This morning, the Retreat (aka the spare room from which I read, write, work and occasionally yoga) is filled with the dulcet tones of large vehicles reversing and the fragrant smell of hot tarmac that not even the last of the allotment sweet peas can overcome.
Of course, the noise and fumes would be greatly reduced if I closed the window but then I'd miss out on the breeze that is making this quite humid day bearable. So I'll deal with it for now. Oh no, an angle grinder has started up. Okay, I give in, the window is getting closed.
Over the roofs of the houses opposite, the skies are quite low and grey, threatening a rain that might or might not deign to fall on us. The vegetables at the allotment will be grateful if it does. I'm switching to a system of one long watering a week in order to encourage roots and healthier crops, and to reduce water consumption. We have 2 water butts: 1 at home and the other at the plot, but we want to get a second for each. It's likely I'll need 3 or 4 for the plot eventually.
I like big (water) butts and I cannot lie.
This week I had the immense pleasure and relief of being pain free in my left shoulder for an afternoon. Such bliss! It seems I managed to tear the muscle somehow and, after my 3rd session of sports massage (during which I'm torn between crying at the pain and whimpering with pleasure because she's unknotting knots that I've carried around for YEARS), I was filled with a flush of happy daydreamy endorphins. Readers, I chatted away merrily, laughed, did silly voices, made jokes, sang made up songs to the tunes of other legitimate songs.
And that was all in the car coming home.
It was marvellous and I cannot wait for the next session. It was the most blissed out I've felt for a long time. In fact, it reminded me that I haven't properly laughed for a long time. This year has felt too heavy to allow it, and I don't think I'm the only person to feel that. Emails are full of people saying how worn to the nub they are.
Sod all this "back to normal" nonsense spouted by politicians. I say we all need a 2 week long holiday from reality. If we did it in shifts, it could be managed for everyone, even those couples with kids. Nothing fancy, just 2 weeks in a cabin in the woods or by the sea, no mobile reception, no work but lots of nourishing food, splendid reads (or things to watch if reading is not your thing), drawing materials and views to feast your tired eyes on.
And it has to be on your own because other people, even the ones we love, have needs that must be accommodated and that means compromising on your own needs.
Think how restored we'd all be as a nation if that were allowed. Start lobbying your politicians now!
Until the happy day that becomes enshrined in law, I am encouraging myself to Be More Mabel. Her intense Mabelness means that her life is largely stress free - barring the occasional run in with the Evil Tabby. Whether it is lounging on a comfortable surface, eating, going about the serious business of chasing things, or keeping tabs on the garden, she devotes her attention entirely to it for a brief period and then wanders off when it all becomes too much or something more interesting comes along.
Such as a particularly enticing butterfly.
Certainly this ability to be endlessly curious whilst at the same time attuned to her own needs (bees in the lavender may be irrestible to chase but nothing must get in the way of lunch) is an enviable one to cultivate.
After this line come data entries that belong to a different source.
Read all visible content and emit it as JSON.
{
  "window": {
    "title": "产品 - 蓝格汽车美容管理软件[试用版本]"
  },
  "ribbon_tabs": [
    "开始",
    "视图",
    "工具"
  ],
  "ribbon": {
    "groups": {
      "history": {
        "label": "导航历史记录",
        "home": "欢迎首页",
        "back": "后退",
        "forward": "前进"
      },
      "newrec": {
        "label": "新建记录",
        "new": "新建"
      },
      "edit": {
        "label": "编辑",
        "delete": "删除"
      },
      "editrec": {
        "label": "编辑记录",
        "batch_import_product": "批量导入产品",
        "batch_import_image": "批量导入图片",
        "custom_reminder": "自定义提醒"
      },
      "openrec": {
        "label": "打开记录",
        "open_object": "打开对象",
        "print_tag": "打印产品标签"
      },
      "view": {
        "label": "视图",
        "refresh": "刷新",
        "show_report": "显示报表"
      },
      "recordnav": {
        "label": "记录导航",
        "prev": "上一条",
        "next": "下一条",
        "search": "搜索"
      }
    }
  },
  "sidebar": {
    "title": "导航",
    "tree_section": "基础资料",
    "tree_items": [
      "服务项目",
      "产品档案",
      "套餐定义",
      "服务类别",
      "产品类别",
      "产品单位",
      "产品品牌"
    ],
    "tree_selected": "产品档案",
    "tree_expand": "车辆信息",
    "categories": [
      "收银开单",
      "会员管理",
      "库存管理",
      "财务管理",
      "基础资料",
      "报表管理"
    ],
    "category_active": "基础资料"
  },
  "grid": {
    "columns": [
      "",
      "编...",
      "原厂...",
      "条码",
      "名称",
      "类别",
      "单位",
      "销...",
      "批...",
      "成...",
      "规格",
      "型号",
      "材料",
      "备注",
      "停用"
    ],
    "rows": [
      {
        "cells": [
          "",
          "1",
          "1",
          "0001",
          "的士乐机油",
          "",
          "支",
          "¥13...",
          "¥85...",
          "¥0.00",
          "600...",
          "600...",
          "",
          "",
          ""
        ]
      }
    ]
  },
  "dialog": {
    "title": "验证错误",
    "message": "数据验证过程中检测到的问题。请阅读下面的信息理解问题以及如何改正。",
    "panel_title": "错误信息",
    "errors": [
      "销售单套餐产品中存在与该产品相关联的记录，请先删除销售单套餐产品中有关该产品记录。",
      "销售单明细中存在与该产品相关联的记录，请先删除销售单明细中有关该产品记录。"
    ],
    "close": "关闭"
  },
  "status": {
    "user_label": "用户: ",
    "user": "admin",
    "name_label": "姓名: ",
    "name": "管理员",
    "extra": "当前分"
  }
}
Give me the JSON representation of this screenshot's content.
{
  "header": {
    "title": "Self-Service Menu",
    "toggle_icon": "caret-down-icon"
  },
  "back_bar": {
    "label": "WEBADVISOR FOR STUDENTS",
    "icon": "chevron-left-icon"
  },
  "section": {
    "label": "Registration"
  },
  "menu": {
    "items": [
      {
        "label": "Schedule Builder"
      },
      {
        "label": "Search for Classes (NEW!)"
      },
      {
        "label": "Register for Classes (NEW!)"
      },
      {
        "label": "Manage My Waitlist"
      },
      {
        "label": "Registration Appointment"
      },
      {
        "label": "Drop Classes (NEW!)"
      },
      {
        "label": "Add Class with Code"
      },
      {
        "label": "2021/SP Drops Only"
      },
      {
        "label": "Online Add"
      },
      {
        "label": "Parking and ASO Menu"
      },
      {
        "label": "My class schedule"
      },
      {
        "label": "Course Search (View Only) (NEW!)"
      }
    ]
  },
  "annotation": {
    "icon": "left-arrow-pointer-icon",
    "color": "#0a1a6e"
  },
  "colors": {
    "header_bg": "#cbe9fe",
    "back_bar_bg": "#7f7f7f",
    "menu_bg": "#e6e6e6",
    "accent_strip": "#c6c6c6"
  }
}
She cares not about things that are beyond her sphere of influence but focuses entirely on those that are, such as making sure I know it's time for her lunch. She has actually taken to patting my leg with her paw if I'm not quick enough off the mark.
And at a time when global news has our attentions and worries scattered like so many marbles dropped en masse from a great height, that is probably the only sane way to keep going.
Last night we finally gathered ourselves enough to go and see Black Widow at the local cinema before it closed. Gosh, that was a great film. Funny, clever, brilliantly choreographed fight scenes, enough action and bangs to make me jump, a thoughtful arc about family and memory and the connections we build through circumstance. Loved it. Florence Pugh is fast becoming my favourite actress, and I'd watch Rachel Weiss read the newspaper.
It's a shame that will be the last Black Widow outing. I really feel the character was only allowed the freedom to develop in the last couple of Avengers films, prior to that she'd been supporting the Big Strong Idiot Men. Think how much more we could have explored her character with more films. Opportunity missed again.
Ah, here comes the rain. Good.
Right then, my hour's blogging time is nearly at an end (I time it by the length of a Backlisted podcast) and my empty coffee mug suggests it's time for a refill. This week I've been mostly reading The Morville Year, The Garden Jungle and working slowly through All the Devil's Are Here, which I'm not entirely sure I like, even though I'm quite partial to a rundown seaside town. Maybe psycho-geography is not my thing?
Ubiquitous allotment pic. Because if you haven't seen one, have I even blogged?
What is my thing is the definite tint of Autumn that's appeared in the early mornings. Just enough to brush your fingers gently as you walk alongside the canal, and to mean the duvet is required again. Splendid.
As a treat, I'll leave you with this clip of Jeremy Hardy singing Hallelujah in the style of George Formby, a clip to provoke laughter in anyone. I still miss Jeremy Hardy - he was an absolute genius and all round decent chap. We were lucky to have had him on the planet.